[DATA EXCERPTS]

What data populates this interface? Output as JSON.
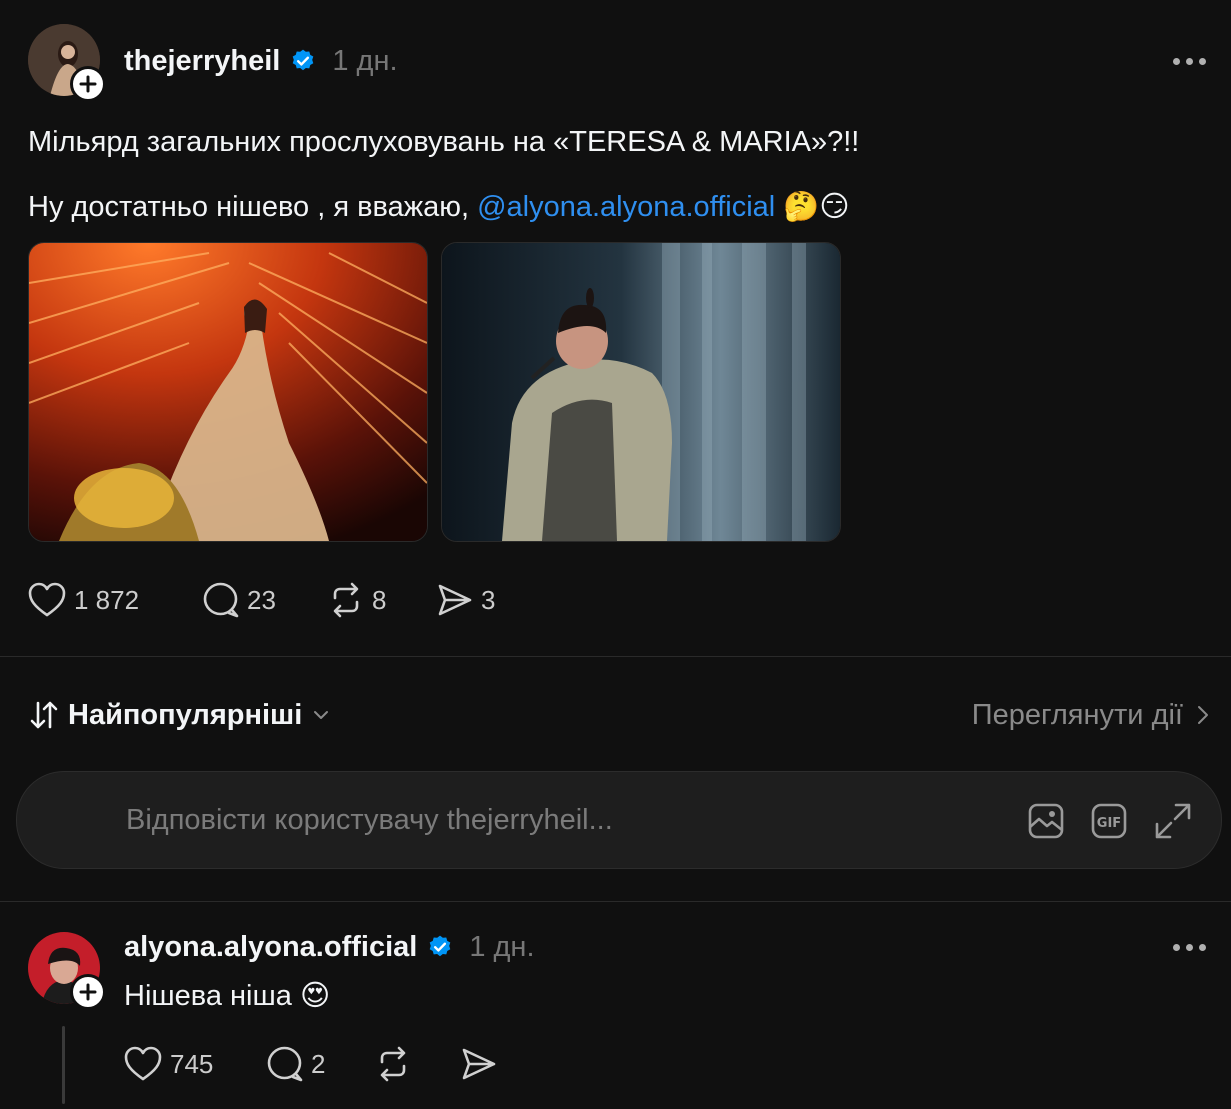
{
  "post": {
    "username": "thejerryheil",
    "time": "1 дн.",
    "text_line1": "Мільярд загальних прослуховувань на «TERESA & MARIA»?!!",
    "text_line2_prefix": "Ну достатньо нішево , я вважаю, ",
    "mention": "@alyona.alyona.official",
    "emojis": "🤔😏",
    "stats": {
      "likes": "1 872",
      "comments": "23",
      "reposts": "8",
      "shares": "3"
    }
  },
  "sort": {
    "label": "Найпопулярніші",
    "view_activity": "Переглянути дії"
  },
  "reply_box": {
    "placeholder": "Відповісти користувачу thejerryheil..."
  },
  "reply": {
    "username": "alyona.alyona.official",
    "time": "1 дн.",
    "text": "Нішева ніша",
    "emoji": "😍",
    "stats": {
      "likes": "745",
      "comments": "2"
    }
  },
  "colors": {
    "background": "#101010",
    "accent_blue": "#2f8ff0",
    "verified_badge": "#0095f6"
  }
}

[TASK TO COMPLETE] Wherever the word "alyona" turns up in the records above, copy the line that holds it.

[EXPECTED ANSWER]
    "mention": "@alyona.alyona.official",
    "username": "alyona.alyona.official",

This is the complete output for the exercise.